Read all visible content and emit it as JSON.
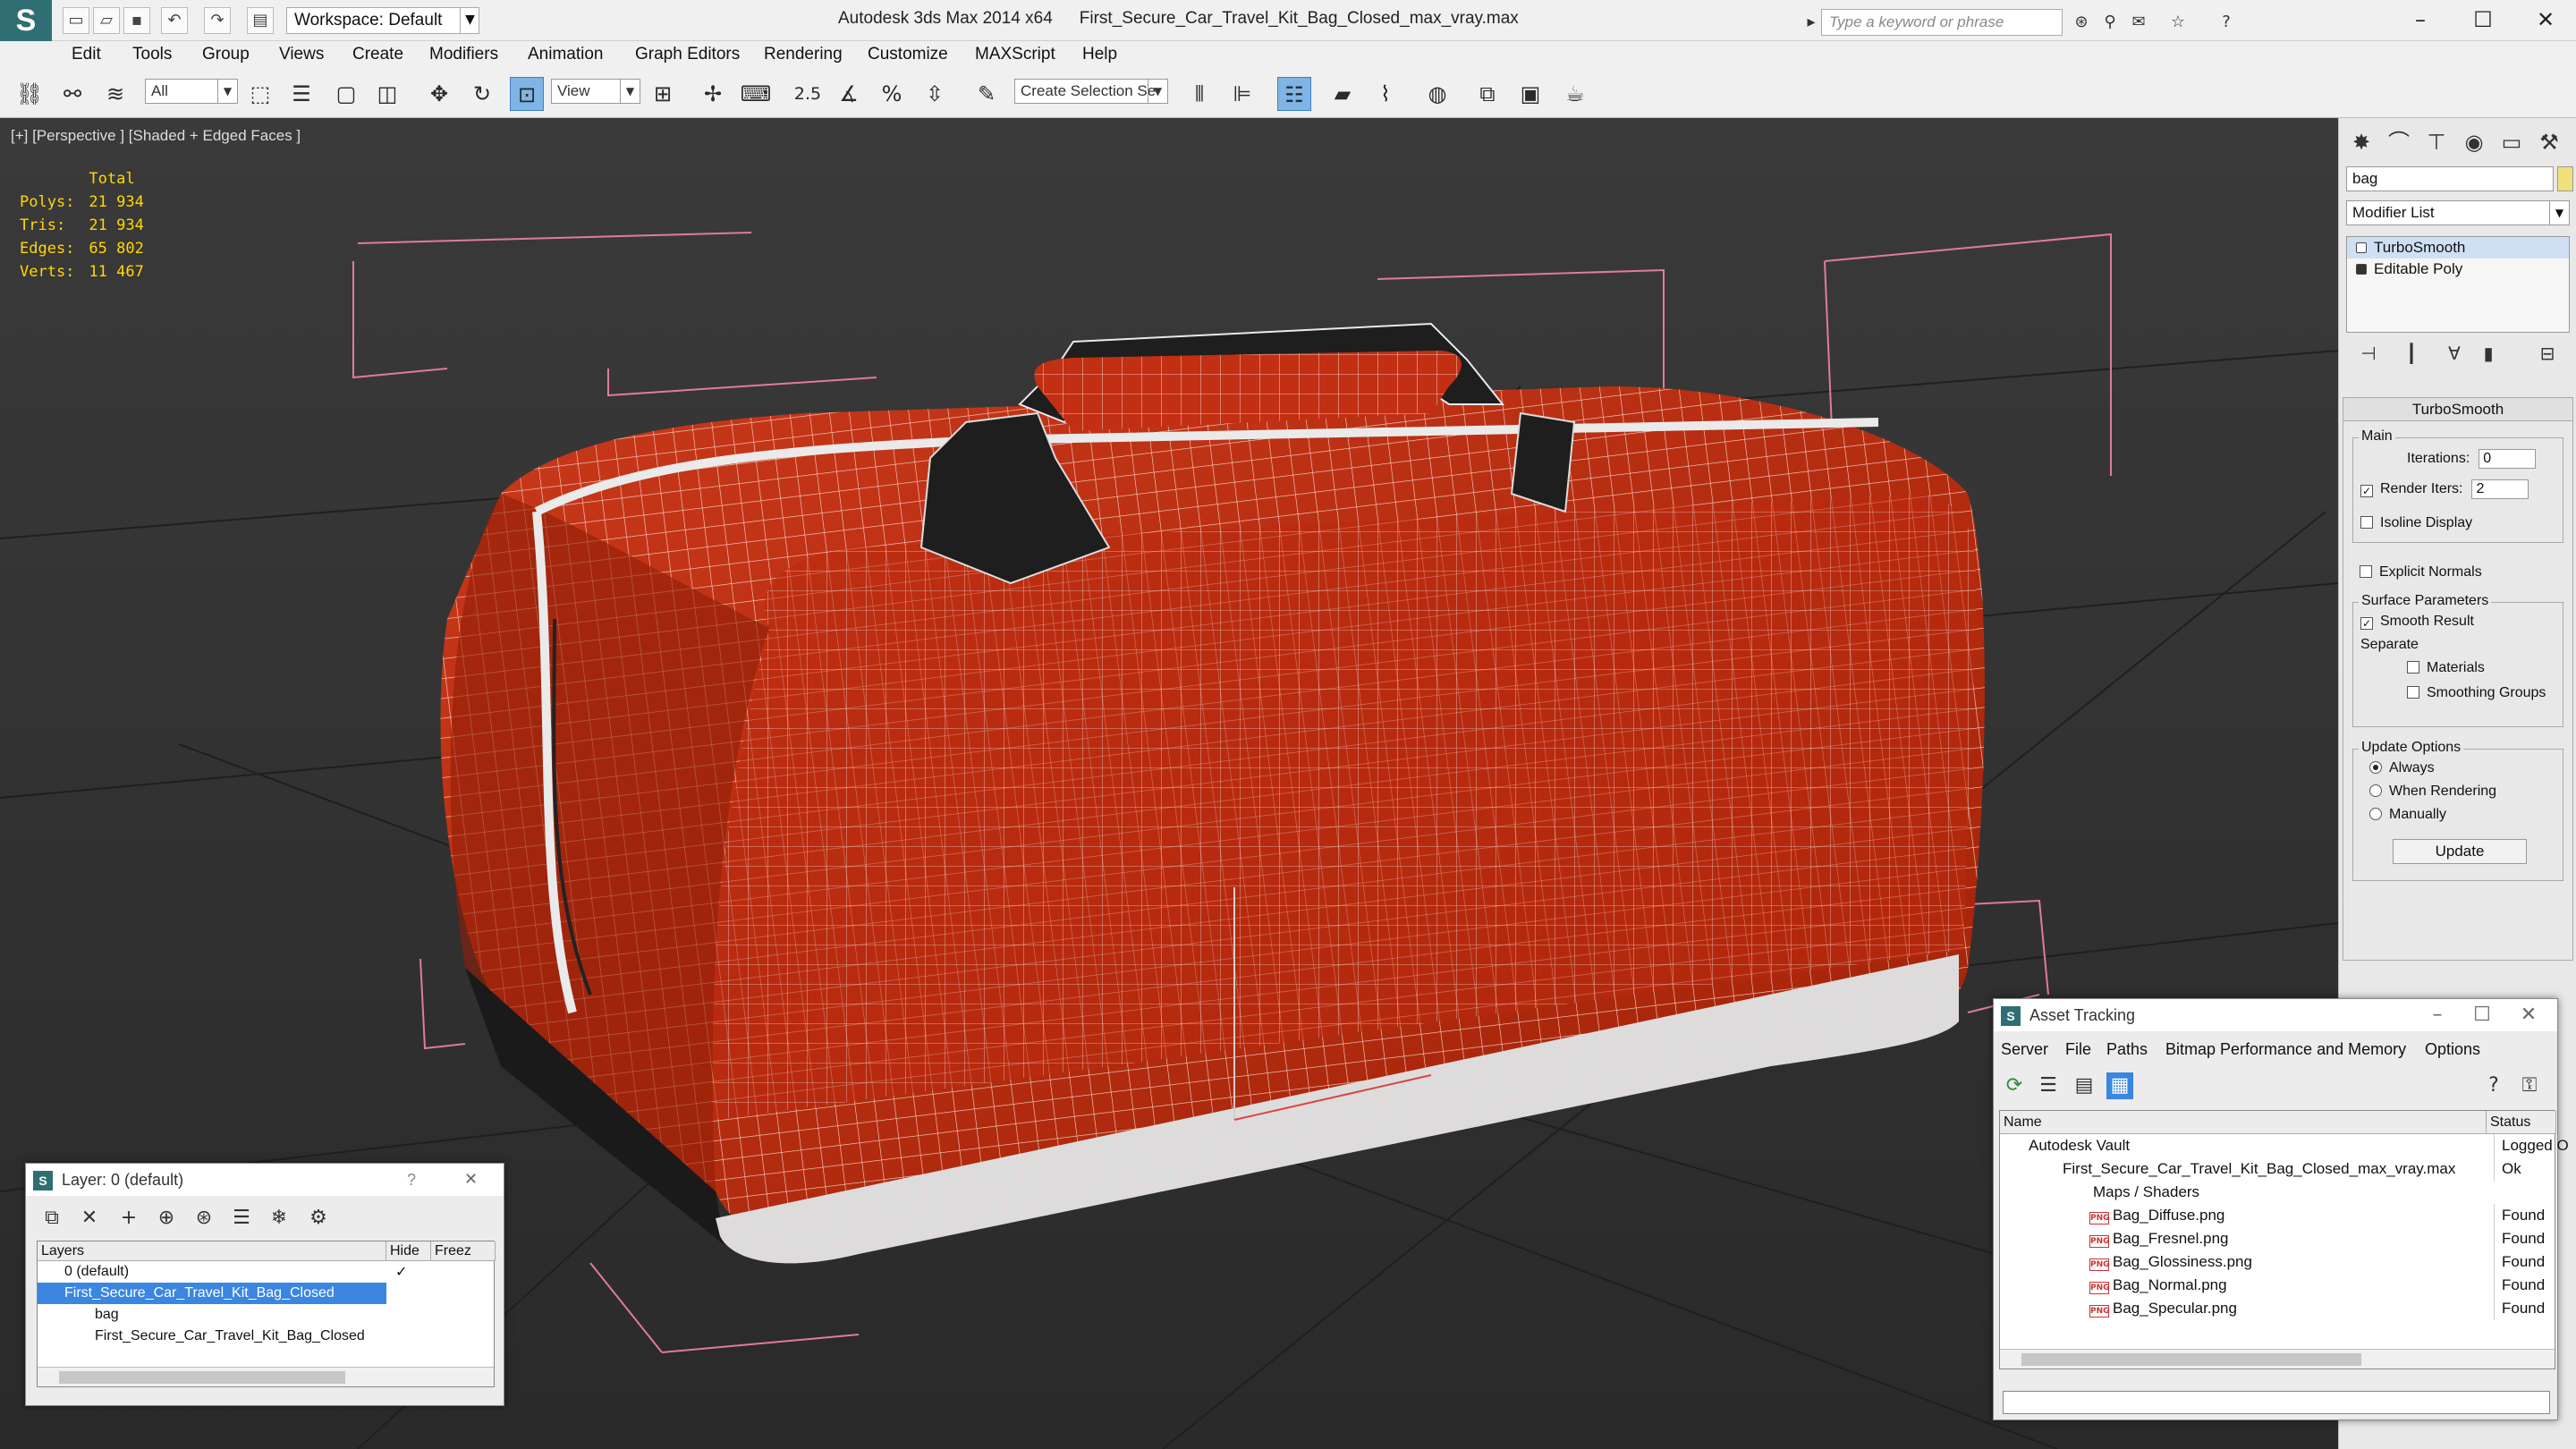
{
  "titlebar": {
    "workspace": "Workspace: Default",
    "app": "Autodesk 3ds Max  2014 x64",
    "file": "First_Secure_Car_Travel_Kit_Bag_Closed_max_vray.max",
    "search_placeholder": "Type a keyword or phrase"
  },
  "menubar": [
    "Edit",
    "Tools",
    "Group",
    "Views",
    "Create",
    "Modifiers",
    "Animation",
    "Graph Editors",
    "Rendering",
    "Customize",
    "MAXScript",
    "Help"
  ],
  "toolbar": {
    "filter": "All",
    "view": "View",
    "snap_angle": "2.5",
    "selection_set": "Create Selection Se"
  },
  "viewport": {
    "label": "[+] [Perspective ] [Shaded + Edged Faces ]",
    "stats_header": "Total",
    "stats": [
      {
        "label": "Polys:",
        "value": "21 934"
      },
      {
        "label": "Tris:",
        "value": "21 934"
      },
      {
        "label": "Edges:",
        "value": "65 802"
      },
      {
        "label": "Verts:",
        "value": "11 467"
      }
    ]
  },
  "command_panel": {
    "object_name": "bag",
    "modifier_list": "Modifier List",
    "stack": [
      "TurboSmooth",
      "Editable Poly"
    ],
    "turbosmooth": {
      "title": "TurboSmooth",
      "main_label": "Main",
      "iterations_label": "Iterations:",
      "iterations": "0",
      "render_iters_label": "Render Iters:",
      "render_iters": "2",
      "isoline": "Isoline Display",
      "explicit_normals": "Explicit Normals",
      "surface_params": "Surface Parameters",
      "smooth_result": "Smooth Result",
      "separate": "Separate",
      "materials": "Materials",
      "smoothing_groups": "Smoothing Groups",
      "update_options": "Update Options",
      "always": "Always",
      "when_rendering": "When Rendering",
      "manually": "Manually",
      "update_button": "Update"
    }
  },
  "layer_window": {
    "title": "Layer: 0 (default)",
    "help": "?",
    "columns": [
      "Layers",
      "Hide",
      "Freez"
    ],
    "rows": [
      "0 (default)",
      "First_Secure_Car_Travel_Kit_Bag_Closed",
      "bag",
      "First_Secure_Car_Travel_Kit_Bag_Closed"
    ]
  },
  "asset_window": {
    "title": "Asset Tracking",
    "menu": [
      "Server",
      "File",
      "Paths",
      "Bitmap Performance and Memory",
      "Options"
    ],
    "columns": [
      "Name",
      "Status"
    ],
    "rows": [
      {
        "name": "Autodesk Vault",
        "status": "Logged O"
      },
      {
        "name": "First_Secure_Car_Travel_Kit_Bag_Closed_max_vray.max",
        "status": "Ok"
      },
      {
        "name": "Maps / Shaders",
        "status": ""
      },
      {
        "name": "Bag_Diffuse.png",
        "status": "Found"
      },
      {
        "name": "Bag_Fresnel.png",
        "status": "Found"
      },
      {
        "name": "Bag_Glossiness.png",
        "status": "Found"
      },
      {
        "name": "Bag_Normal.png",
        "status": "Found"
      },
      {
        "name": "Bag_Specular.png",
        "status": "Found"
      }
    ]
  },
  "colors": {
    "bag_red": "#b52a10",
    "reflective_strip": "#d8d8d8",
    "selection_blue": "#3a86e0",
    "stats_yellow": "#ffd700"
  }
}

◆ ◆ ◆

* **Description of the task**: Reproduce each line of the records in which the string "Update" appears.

* **Your solution**:
      "update_options": "Update Options",
      "update_button": "Update"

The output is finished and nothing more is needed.